U.S. Classification372/61, 372/99, 372/98, 372/93, 372/92, 372/81, 372/109, 372/68, 372/57, 372/97, 372/87, 372/64
International ClassificationH01S3/097, H01S3/081, H01S3/07, H01S3/03, H01S3/082, H01S3/034, H01S3/063, H01S3/14, H01S3/08, H01S3/00, H01S3/22, H01S3/223, H01S3/038
Cooperative ClassificationH01S3/076, H01S3/034, H01S3/038, H01S3/0315, H01S3/0971, H01S3/0804
European ClassificationH01S3/07G2, H01S3/03W
Legal Events
DateCodeEventDescription
Apr 7, 2005ASAssignment
Owner name: LITELASER LLC, MICHIGAN
Free format text: ASSIGNMENT OF ASSIGNORS INTEREST;ASSIGNOR:MONTY, NATHAN P.;REEL/FRAME:016439/0121
Effective date: 20050111
Nov 16, 2006ASAssignment
Owner name: VIDEOJET TECHNOLOGIES, DISTRICT OF COLUMBIA
Free format text: ASSIGNMENT OF ASSIGNORS INTEREST;ASSIGNOR:LITELASER LLC;REEL/FRAME:018524/0495
Effective date: 20061114
Apr 1, 2013REMIMaintenance fee reminder mailed
Aug 18, 2013LAPSLapse for failure to pay maintenance fees

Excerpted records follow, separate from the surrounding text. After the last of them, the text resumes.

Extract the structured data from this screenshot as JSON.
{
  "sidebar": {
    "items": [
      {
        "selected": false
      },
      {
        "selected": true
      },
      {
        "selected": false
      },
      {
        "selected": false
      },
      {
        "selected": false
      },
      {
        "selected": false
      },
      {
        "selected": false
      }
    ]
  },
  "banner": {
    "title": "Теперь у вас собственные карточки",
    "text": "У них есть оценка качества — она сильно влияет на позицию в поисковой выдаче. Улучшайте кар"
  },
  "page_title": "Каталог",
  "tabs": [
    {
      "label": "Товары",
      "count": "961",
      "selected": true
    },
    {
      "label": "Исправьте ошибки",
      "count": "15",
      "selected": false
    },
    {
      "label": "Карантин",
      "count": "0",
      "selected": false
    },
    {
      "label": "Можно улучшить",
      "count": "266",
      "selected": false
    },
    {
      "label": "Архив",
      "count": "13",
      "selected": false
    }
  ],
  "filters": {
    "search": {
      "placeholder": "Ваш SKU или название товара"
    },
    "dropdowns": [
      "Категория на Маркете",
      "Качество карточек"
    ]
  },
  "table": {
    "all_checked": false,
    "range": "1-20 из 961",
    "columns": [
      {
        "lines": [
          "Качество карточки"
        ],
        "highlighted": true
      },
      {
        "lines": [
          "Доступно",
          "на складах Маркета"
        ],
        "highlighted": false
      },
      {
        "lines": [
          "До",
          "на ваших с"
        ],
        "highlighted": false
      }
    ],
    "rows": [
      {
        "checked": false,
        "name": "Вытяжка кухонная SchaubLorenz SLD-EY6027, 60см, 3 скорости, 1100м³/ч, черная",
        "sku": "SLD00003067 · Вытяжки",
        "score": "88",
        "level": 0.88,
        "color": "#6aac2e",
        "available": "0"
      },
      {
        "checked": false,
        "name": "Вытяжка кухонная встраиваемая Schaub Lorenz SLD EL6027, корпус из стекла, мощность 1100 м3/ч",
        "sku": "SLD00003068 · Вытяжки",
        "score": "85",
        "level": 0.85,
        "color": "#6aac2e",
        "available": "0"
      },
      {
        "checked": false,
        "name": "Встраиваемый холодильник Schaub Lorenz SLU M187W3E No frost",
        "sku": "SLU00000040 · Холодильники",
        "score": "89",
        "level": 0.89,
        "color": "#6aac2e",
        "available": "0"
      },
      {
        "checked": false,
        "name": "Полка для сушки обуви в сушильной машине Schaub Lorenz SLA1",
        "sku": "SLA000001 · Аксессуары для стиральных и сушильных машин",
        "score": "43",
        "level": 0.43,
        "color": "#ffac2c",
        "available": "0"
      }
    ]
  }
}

Oct 8, 2013FPExpired due to failure to pay maintenance fee
Effective date: 20130818